BUCHELE: I took her advice.

Hotel Cotulla. Executive Inn and Suites.

I have to say, most of the parking lots looked pretty empty. There's one hotel I really wanted to visit, the first one to go up with the oil boom.

And here's the Best Western.


BUCHELE: Behind the front desk stood Katie Groda. At the height of the boom, she said, this Best Western was booked two years out. So what's it like now?

KATIE GRODA: You see, it's extremely quiet.

BUCHELE: After the price of crude dropped, the oil companies started laying people off. That sparked rate wars between the hotels.

GRODA: I remember the first time I pulled in here. You could see dilapidated buildings. Is that what the town's going to be left with? What are their plans to do with empty businesses?

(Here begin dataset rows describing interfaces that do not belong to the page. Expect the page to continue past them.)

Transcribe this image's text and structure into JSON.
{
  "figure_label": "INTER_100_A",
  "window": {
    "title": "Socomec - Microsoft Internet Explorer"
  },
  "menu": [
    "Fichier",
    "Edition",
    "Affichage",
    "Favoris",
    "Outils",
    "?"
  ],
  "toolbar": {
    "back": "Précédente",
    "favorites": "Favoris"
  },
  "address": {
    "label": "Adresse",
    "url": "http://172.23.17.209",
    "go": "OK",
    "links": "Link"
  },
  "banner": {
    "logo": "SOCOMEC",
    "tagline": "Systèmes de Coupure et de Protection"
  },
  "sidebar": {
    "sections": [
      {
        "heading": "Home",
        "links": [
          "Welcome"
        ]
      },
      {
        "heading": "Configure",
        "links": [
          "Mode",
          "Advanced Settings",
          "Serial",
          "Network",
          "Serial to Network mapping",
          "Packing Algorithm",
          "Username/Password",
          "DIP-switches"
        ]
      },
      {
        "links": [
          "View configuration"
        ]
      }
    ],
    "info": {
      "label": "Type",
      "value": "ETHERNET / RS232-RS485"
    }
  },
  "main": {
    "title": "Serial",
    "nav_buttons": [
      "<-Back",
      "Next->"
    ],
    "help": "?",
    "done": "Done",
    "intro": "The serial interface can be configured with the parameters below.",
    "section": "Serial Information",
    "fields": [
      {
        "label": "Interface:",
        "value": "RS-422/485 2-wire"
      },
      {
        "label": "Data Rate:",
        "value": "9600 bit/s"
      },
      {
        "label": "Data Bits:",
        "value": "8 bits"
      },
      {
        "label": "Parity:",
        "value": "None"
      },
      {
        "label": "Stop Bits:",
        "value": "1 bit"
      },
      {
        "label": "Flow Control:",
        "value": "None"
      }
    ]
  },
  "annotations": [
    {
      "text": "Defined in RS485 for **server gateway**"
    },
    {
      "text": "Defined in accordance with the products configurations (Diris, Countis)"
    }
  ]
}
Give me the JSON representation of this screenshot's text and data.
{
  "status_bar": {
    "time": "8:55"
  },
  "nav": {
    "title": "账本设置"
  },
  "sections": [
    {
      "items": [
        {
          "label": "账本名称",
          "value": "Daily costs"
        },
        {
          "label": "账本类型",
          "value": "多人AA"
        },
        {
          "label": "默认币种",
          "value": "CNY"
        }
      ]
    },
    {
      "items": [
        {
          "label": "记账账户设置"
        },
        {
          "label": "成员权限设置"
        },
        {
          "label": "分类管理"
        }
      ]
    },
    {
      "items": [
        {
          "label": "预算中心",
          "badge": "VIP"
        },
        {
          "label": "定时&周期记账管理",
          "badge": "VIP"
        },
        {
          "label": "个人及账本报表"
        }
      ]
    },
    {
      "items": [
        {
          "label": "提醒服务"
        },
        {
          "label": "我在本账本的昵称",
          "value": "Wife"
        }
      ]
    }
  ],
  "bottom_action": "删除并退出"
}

BUCHELE: There are some ideas. Convert some hotels to permanent housing. Attract new visitors. But right now, she says, only one thing seems sure. These hotels won't be full again night in, night out anytime soon. For NPR News, I'm Mose Buchele. Transcript provided by NPR, Copyright NPR.

Mose Buchele is the Austin-based broadcast reporter for KUT's NPR partnership StateImpact Texas . He has been on staff at KUT 90.5 since 2009, covering local and state issues. Mose has also worked as a blogger on politics and an education reporter at his hometown paper in Western Massachusetts. He holds masters degrees in Latin American Studies and Journalism from UT Austin.